If - a year ago - you asked someone to describe Fresh Meat, they’d probably say something along the lines of “local festival of new experimental theatre creations in Ottawa.” And, if we’re being honest, like most things in theatre, they’d probably also describe it as white AF.
One year ago, we announced our lineup for Fresh Meat 5 and were so proud, amazed, and excited about the local artists we would be able to showcase in that year’s festival. We also realized something else. We were part of the problem.
Fresh Meat started six years ago with six artists trying out some new plays in the back of a coffee shop. We made about a hundred bucks. Now, we’re a nationally-recognized theatre festival, featuring 10 local companies every year. We’ve housed over 50 world premieres, our shows have gone on to play across the country, and we’ve put $20,000 directly into the hands of artists.
We got bigger, we got better, and the same sh*t isn’t good enough anymore.
So this spring we made a big stink about diversity and inclusivity in the Ottawa Theatre Community (and our part in it) and held a Digital Town Hall to try and figure out how to do something about it. Because, well… We were part of what stunk to begin with.
You talked, we listened, and we’ve made some big changes.
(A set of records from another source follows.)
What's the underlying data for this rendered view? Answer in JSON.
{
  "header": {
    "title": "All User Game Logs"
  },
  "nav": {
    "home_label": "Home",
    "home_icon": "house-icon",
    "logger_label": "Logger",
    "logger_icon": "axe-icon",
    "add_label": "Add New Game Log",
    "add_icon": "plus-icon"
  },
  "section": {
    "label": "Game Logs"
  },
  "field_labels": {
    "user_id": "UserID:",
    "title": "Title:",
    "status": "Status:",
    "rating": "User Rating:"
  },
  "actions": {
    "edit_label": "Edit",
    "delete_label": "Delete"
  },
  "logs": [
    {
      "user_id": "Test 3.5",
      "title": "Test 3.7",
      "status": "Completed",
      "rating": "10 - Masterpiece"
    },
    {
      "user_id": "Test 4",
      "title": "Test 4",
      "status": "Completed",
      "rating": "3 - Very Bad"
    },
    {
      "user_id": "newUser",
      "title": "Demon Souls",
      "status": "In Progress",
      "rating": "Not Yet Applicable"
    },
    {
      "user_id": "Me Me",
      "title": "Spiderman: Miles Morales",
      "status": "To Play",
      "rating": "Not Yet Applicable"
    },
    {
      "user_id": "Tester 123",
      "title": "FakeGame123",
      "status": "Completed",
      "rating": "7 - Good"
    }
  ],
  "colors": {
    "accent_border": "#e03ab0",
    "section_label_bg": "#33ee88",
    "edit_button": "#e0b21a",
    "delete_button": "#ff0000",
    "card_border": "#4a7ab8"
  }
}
We’ve changed our application and selection processes, and are committed to our new ethno-cultural mandate:
“Fresh Meat is committed to inclusive programming that reflects the breadth, depth, and intricacies of Ottawa’s unique cultural makeup. We encourage submissions from artists who identify as members of underrepresented communities, a concept we leave open for those artists to self-define, as we strive to create a truly inclusive environment.”
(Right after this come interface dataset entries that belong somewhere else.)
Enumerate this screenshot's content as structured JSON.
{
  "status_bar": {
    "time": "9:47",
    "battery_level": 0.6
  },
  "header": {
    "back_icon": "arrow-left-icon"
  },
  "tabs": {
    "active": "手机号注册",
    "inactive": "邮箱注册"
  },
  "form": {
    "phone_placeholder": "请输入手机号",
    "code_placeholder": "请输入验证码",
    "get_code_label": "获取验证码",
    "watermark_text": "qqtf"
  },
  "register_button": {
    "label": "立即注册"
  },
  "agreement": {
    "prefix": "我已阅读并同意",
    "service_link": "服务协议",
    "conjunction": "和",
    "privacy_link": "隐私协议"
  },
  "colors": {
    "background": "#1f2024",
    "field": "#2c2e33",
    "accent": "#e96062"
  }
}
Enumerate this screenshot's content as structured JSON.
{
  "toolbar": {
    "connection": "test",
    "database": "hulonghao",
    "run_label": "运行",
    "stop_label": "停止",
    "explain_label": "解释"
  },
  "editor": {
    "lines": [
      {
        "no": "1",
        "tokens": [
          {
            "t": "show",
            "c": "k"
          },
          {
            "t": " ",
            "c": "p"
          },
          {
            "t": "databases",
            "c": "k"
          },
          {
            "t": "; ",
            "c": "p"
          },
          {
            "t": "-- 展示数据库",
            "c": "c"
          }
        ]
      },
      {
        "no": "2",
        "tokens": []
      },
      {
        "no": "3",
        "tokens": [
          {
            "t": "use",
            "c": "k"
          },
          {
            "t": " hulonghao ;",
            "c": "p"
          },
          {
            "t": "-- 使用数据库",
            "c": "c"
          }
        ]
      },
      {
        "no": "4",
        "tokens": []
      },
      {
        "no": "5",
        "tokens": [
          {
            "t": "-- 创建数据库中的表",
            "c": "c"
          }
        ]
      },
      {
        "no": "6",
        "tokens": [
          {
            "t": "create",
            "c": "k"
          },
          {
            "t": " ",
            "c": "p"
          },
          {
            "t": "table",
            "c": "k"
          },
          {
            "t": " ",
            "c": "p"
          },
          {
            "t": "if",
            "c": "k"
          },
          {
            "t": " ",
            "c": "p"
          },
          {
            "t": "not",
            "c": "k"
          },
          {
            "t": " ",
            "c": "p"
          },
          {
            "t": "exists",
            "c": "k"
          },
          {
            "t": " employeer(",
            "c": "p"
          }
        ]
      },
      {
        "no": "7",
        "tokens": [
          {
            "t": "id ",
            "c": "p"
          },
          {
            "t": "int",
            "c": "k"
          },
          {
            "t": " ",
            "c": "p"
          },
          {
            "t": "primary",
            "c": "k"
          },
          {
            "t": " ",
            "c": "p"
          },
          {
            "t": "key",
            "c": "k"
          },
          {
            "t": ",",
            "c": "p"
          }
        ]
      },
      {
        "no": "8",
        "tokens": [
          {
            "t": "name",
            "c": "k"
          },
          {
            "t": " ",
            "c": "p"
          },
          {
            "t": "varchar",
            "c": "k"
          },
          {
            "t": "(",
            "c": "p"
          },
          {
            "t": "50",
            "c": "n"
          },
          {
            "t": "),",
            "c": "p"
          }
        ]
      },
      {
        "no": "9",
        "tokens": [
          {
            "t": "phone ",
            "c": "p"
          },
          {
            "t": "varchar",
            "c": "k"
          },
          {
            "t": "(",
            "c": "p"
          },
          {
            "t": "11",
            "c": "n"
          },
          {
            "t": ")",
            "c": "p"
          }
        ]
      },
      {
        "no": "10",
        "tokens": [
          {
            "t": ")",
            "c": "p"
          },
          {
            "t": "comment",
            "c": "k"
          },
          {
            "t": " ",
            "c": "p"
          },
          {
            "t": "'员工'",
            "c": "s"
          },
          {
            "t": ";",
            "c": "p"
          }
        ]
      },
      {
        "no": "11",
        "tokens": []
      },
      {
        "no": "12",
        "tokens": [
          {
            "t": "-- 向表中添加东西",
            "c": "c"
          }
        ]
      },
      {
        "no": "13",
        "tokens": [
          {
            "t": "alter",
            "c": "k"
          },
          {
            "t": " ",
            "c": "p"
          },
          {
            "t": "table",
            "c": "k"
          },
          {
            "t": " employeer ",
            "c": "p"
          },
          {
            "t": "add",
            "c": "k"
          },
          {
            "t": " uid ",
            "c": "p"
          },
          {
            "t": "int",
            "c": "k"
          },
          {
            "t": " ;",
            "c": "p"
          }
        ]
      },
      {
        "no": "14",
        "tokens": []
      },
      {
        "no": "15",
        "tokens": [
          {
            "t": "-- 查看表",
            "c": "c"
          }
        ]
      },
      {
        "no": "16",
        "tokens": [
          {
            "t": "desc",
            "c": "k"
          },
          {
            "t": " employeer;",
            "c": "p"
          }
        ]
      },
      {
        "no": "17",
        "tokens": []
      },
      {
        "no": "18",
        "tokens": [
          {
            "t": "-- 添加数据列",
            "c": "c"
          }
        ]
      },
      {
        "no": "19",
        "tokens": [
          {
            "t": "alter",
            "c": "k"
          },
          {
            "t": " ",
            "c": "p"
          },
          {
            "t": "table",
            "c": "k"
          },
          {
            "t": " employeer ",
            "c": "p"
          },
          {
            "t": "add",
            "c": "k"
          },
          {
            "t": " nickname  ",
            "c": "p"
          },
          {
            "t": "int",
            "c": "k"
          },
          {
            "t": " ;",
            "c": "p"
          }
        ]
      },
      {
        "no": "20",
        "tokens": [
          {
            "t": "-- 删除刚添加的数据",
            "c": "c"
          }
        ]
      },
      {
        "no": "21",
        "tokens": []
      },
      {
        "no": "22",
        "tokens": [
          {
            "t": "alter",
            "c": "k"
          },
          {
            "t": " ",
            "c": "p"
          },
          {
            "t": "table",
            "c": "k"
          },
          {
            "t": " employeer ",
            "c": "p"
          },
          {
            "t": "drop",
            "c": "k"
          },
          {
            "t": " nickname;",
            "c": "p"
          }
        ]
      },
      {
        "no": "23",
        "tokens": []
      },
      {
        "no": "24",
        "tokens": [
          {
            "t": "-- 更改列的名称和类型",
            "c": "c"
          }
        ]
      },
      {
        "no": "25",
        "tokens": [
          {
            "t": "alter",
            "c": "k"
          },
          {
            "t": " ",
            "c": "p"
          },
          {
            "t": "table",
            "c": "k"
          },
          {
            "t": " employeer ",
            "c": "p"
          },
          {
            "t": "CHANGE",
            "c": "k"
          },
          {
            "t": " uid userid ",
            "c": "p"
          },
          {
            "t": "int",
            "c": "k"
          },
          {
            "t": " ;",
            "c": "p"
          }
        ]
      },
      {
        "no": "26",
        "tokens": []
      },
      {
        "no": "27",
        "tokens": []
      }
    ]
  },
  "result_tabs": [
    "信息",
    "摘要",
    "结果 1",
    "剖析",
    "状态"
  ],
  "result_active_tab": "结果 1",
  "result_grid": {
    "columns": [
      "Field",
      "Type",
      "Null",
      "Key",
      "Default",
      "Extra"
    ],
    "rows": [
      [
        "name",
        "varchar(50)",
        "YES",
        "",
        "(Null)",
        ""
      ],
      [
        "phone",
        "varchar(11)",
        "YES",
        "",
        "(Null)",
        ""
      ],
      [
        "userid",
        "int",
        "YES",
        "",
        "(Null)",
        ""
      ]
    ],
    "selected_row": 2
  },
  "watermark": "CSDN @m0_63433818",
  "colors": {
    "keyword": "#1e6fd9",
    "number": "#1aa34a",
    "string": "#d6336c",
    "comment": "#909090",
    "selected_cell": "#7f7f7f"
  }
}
We’ve got a responsibility as the only curated local theatre festival programming entirely new works to make sure that our lineup makes space for creators and creations that don’t always get space.
Let’s be honest. We’re still not perfect, we’re not solving all the world’s problems with one Digital Town Hall. But let’s just say, looking at last year’s lineup and festival to this year’s… We’re really f*cking stoked.
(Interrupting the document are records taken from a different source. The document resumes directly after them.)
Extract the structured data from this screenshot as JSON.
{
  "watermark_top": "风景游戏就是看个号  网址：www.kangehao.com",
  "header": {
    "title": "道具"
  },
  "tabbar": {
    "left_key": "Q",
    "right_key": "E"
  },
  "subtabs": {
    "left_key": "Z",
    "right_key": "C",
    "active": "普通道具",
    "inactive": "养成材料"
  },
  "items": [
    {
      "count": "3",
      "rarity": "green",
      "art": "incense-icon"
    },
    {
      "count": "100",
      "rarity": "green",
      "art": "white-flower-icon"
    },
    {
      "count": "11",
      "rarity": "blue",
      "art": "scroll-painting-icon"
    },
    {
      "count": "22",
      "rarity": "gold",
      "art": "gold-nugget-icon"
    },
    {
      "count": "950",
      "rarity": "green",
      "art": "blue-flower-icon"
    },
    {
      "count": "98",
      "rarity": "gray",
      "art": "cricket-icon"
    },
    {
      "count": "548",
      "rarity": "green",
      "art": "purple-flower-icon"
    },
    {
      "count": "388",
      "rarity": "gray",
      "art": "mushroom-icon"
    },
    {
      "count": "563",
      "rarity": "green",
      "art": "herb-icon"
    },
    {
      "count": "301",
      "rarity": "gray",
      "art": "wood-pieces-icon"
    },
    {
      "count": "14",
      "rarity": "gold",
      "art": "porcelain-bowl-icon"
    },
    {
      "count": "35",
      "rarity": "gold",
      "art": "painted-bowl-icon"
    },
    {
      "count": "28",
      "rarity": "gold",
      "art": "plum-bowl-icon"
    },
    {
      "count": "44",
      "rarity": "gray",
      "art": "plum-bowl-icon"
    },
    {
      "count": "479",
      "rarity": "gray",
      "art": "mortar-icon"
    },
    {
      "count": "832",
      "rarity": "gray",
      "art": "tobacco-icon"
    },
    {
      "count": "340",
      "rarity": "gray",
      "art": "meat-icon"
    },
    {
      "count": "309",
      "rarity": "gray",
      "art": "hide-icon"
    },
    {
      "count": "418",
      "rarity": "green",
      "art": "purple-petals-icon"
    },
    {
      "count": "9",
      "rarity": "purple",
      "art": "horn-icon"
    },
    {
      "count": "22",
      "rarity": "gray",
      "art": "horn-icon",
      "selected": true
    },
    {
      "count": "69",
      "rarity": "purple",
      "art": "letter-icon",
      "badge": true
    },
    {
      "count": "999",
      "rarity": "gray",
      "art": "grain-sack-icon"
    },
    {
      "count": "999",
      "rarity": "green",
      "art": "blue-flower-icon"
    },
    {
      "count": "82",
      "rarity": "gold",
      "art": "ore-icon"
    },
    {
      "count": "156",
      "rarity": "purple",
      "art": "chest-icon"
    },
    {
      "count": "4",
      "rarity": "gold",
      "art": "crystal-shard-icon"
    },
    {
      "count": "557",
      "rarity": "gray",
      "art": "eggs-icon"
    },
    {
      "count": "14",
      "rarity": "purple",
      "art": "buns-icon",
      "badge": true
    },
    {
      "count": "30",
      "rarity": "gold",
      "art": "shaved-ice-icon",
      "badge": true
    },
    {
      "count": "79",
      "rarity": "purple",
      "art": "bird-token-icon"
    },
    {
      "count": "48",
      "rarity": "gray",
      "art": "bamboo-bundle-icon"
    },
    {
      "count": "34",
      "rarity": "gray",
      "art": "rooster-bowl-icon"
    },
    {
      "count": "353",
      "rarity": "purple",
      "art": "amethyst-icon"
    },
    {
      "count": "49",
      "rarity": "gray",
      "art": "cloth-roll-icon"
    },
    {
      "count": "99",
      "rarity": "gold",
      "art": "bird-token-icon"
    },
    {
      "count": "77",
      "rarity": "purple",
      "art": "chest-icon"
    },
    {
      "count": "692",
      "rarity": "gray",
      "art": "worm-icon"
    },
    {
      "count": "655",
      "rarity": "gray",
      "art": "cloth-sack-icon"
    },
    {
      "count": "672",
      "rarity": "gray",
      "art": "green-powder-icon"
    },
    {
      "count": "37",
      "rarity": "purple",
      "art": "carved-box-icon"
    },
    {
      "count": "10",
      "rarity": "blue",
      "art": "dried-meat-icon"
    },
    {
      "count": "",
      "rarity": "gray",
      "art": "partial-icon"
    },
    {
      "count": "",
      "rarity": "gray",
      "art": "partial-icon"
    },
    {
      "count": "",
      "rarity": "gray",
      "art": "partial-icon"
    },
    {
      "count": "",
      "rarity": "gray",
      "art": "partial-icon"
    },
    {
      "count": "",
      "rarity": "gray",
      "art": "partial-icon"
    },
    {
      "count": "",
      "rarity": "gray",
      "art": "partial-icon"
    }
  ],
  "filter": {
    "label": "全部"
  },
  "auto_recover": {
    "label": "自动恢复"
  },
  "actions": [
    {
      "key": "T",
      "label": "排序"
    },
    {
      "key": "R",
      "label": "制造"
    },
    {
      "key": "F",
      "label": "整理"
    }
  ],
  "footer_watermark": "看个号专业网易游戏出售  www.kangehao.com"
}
This year, as part of our application process (which was blind-juried), folks were able to self-identify (or not) as members of underrepresented communities in their application. Approx 60% of applicants did.
And of our lineup, 9 of our 10 mainstage productions are created by members of underrepresented communities. 90%. That’s pretty darn good.
If you’re thinking that that’s not fair either, that there’s a 30% discrepancy the other way now, well… umm… Yeah, here’s the thing:
We literally don’t care. 100% of opportunities are available 100% of the time to people who don’t self-identify as members of underrepresented communities. That’s what it means to be not underrepresented: it means to be represented.
We’re making space for people where there isn’t, usually. We’re cool with that. Actually, we think it’s pretty dope.
You know how some people say that you learned everything you need to know in Kindergarten? Well, in Kindergarten we learned that if not everyone is having fun, then it’s not fun for anyone.
If Fresh Meat isn’t a safe and accessible place everyone, then it’s not a safe and accessible space for everyone.
We chatted with some folks at SummerWorks and the National Arts centre about how to make that happen. We’re making changes this year, and we’re hoping to get better every since year.
We’ve got a page up on our website all about Accessibility at Fresh Meat, with info about ticketing, accessible seating, companion seating, access to the building, parking, and transit, gender neutral bathrooms, access to water, a sober space and rest area.
We are, of course, always still learning, so if we’ve missed anything, you can always shoot us an email at firstname.lastname@example.org.
After the Town Hall, we found that a lot of the stories we heard – both in this year’s festival applications, and in our own lives – have to do with who we are and where we come from.
At Fresh Meat 6, each and every show tackles that question. There’s question of identity, yes – but we’ve all got a story. We all come from somewhere, and we’re all going somewhere. And we’re all asking ourselves those same questions.